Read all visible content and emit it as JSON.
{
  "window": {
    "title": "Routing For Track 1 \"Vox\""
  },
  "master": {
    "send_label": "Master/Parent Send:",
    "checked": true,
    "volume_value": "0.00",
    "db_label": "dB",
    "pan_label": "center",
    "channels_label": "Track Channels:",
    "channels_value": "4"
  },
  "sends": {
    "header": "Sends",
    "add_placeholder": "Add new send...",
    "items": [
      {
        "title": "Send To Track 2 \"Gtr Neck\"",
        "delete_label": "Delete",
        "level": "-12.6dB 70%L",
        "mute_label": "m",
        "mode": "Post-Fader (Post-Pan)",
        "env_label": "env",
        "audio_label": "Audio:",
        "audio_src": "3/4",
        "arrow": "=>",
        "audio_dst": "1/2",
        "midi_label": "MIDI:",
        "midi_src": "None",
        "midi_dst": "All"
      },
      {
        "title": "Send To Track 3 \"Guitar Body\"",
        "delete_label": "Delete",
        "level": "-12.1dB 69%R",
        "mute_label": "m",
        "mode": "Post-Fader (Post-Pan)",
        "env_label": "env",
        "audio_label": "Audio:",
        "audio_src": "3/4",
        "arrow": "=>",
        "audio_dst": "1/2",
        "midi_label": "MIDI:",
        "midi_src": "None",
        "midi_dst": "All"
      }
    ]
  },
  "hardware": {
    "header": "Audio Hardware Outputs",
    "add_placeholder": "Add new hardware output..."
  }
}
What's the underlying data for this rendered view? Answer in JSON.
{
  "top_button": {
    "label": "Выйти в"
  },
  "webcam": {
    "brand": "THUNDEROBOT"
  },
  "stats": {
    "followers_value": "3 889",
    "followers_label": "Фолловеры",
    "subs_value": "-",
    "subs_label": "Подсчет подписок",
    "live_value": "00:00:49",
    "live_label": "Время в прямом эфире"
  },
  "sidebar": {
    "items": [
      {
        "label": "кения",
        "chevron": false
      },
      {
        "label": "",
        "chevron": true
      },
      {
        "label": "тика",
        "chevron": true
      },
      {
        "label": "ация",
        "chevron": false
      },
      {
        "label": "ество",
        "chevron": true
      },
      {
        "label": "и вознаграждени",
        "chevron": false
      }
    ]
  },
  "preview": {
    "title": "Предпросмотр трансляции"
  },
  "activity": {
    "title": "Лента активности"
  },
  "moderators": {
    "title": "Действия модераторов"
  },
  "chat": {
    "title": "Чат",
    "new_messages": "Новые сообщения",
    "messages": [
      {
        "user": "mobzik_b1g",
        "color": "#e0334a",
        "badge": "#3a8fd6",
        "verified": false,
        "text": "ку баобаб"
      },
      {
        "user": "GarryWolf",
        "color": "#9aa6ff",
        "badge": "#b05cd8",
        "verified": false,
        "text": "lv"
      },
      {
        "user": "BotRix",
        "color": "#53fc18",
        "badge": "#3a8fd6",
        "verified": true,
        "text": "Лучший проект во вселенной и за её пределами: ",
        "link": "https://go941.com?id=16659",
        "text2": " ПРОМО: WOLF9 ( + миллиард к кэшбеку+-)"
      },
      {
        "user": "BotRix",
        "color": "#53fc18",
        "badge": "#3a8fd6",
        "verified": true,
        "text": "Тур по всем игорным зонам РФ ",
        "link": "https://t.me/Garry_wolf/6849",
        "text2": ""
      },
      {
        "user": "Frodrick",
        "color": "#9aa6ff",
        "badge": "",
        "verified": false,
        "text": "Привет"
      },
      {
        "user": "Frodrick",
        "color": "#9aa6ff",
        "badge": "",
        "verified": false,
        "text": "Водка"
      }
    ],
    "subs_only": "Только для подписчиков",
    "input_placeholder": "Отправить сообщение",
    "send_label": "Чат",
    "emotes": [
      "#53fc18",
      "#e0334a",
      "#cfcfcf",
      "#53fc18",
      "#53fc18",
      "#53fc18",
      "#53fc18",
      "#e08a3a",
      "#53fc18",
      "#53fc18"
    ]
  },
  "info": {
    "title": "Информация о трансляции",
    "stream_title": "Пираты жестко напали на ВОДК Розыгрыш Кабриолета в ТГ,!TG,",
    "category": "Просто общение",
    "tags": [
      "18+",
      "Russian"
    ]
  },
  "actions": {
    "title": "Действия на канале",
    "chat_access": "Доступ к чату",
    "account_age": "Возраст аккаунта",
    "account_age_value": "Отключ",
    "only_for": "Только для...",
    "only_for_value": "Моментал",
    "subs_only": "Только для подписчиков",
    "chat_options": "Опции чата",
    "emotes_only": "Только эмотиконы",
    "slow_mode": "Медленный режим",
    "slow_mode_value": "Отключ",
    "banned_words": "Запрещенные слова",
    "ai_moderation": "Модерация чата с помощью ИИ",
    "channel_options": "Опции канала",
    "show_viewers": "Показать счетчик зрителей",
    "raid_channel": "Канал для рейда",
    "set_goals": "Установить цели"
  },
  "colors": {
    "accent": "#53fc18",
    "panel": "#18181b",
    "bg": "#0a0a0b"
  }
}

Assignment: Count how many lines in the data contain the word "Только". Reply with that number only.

Problem solution: 4